-- Opening Marker --

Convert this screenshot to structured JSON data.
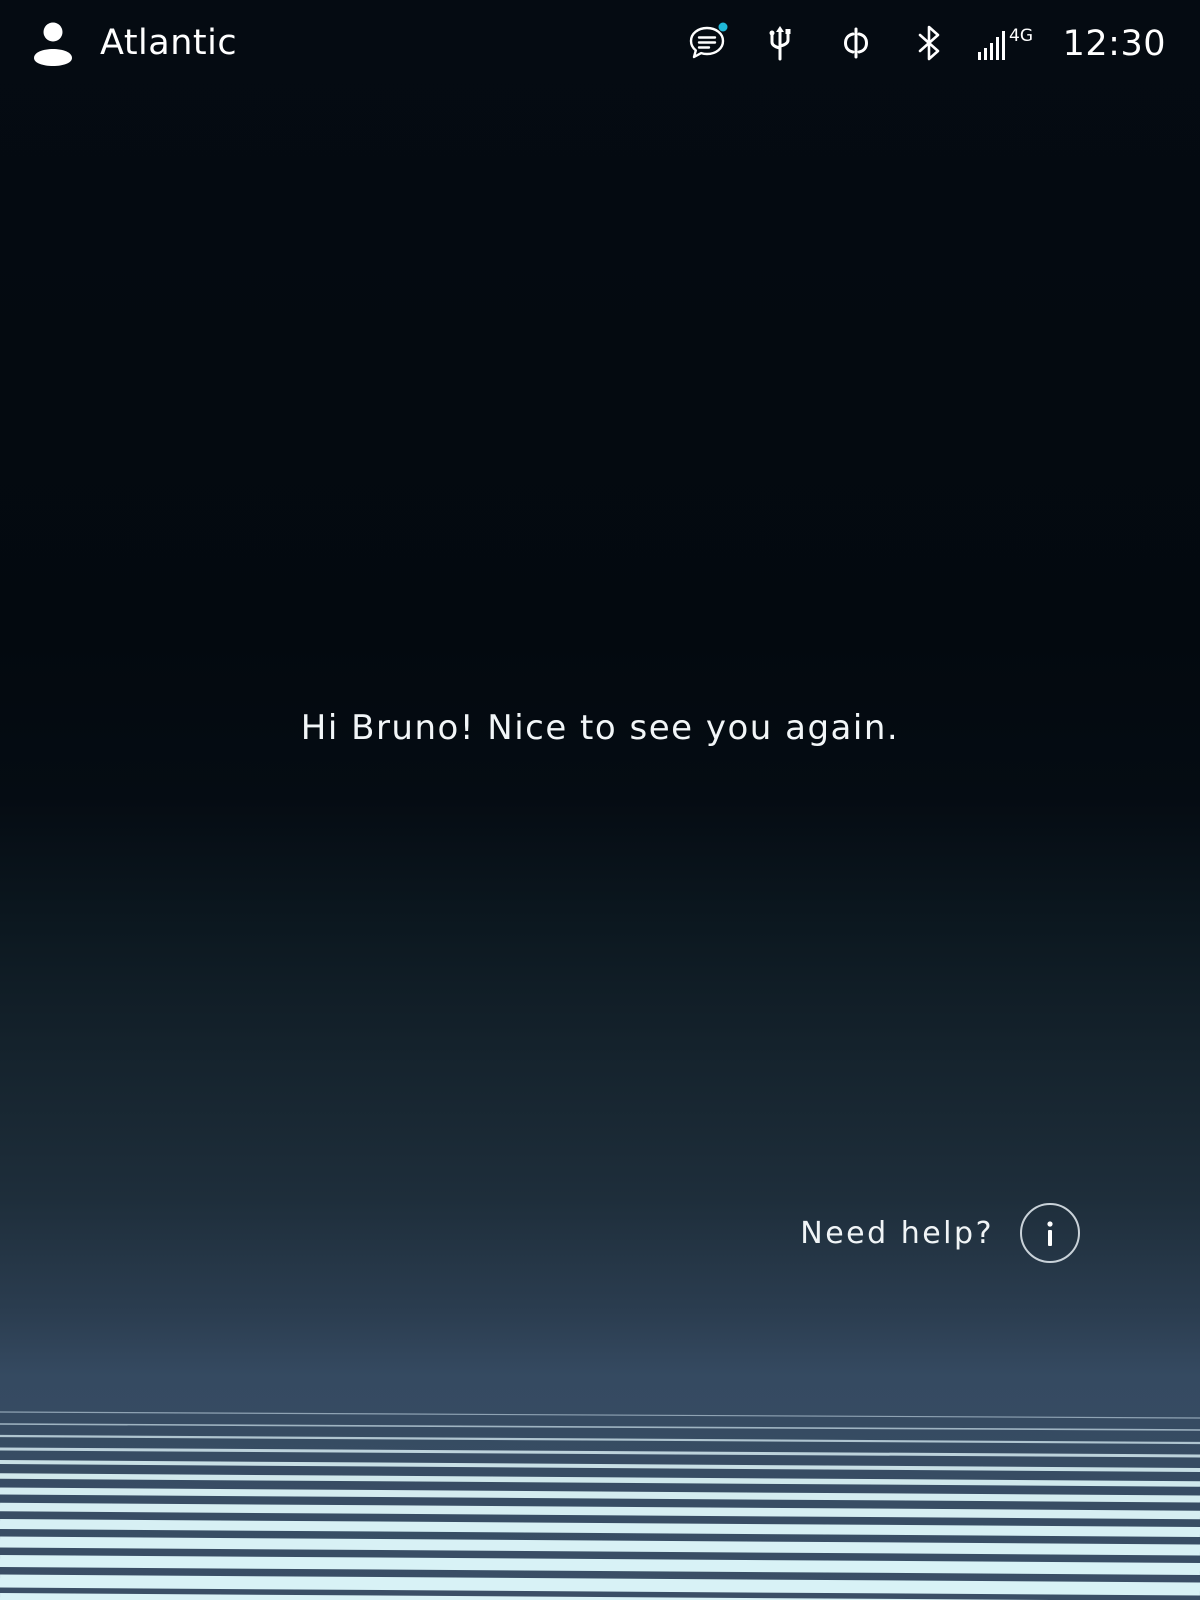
{
  "header": {
    "user_name": "Atlantic",
    "clock": "12:30",
    "icons": {
      "user": "user-profile-icon",
      "messages": "chat-bubble-icon",
      "usb": "usb-icon",
      "wireless_charging": "wireless-charging-icon",
      "bluetooth": "bluetooth-icon",
      "signal": "cellular-signal-icon"
    },
    "network_type": "4G",
    "notification_dot_color": "#1fb8d8"
  },
  "main": {
    "greeting": "Hi Bruno! Nice to see you again."
  },
  "help": {
    "label": "Need help?",
    "button_icon": "info-icon"
  },
  "colors": {
    "background_top": "#03090f",
    "background_bottom": "#3a4f66",
    "wave_light": "#d8f2f6",
    "wave_dark": "#46596d"
  }
}
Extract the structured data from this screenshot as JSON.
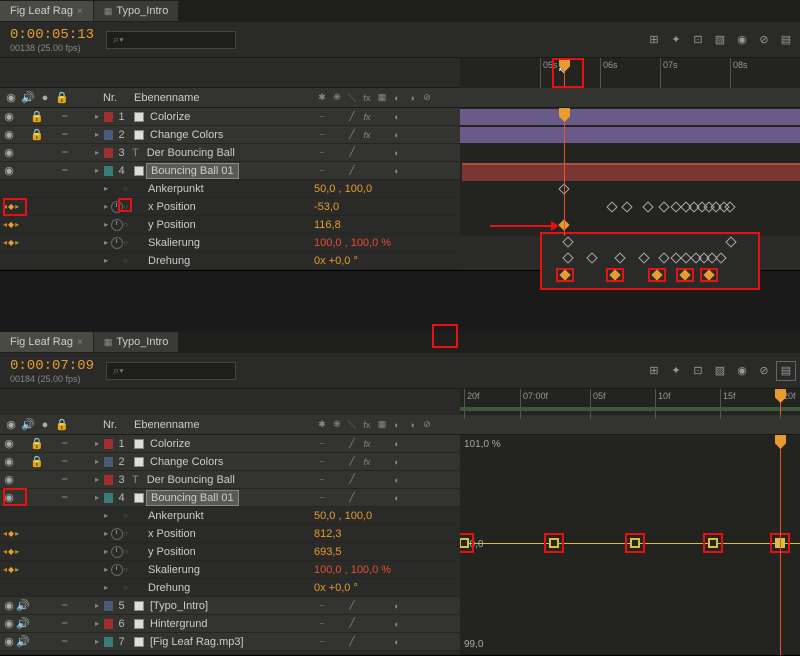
{
  "tabs": {
    "active": "Fig Leaf Rag",
    "other": "Typo_Intro"
  },
  "top": {
    "timecode": "0:00:05:13",
    "frames": "00138 (25.00 fps)",
    "search_placeholder": "⌕▾",
    "header_nr": "Nr.",
    "header_name": "Ebenenname",
    "ruler": [
      "05s",
      "06s",
      "07s",
      "08s"
    ],
    "layers": [
      {
        "n": "1",
        "c": "red",
        "name": "Colorize",
        "fx": true
      },
      {
        "n": "2",
        "c": "blue",
        "name": "Change Colors",
        "fx": true
      },
      {
        "n": "3",
        "c": "red",
        "name": "Der Bouncing Ball",
        "fx": false,
        "text": true
      },
      {
        "n": "4",
        "c": "teal",
        "name": "Bouncing Ball 01",
        "fx": false,
        "sel": true
      }
    ],
    "props": [
      {
        "name": "Ankerpunkt",
        "val": "50,0 , 100,0"
      },
      {
        "name": "x Position",
        "val": "-53,0",
        "kf": true
      },
      {
        "name": "y Position",
        "val": "116,8",
        "kf": true
      },
      {
        "name": "Skalierung",
        "val": "100,0 , 100,0 %",
        "kf": true,
        "red": true
      },
      {
        "name": "Drehung",
        "val": "0x +0,0 °"
      }
    ]
  },
  "bottom": {
    "timecode": "0:00:07:09",
    "frames": "00184 (25.00 fps)",
    "ruler": [
      "20f",
      "07:00f",
      "05f",
      "10f",
      "15f",
      "20f"
    ],
    "graph_top": "101,0 %",
    "graph_mid": "00,0",
    "graph_bot": "99,0",
    "layers": [
      {
        "n": "1",
        "c": "red",
        "name": "Colorize",
        "fx": true
      },
      {
        "n": "2",
        "c": "blue",
        "name": "Change Colors",
        "fx": true
      },
      {
        "n": "3",
        "c": "red",
        "name": "Der Bouncing Ball",
        "fx": false,
        "text": true
      },
      {
        "n": "4",
        "c": "teal",
        "name": "Bouncing Ball 01",
        "fx": false,
        "sel": true
      }
    ],
    "props": [
      {
        "name": "Ankerpunkt",
        "val": "50,0 , 100,0"
      },
      {
        "name": "x Position",
        "val": "812,3",
        "kf": true
      },
      {
        "name": "y Position",
        "val": "693,5",
        "kf": true
      },
      {
        "name": "Skalierung",
        "val": "100,0 , 100,0 %",
        "kf": true,
        "red": true
      },
      {
        "name": "Drehung",
        "val": "0x +0,0 °"
      }
    ],
    "extra_layers": [
      {
        "n": "5",
        "c": "blue",
        "name": "[Typo_Intro]"
      },
      {
        "n": "6",
        "c": "red",
        "name": "Hintergrund"
      },
      {
        "n": "7",
        "c": "teal",
        "name": "[Fig Leaf Rag.mp3]"
      }
    ]
  }
}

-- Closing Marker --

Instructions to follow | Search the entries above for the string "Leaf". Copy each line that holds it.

Task solution |
    "active": "Fig Leaf Rag",
        "name": "[Fig Leaf Rag.mp3]"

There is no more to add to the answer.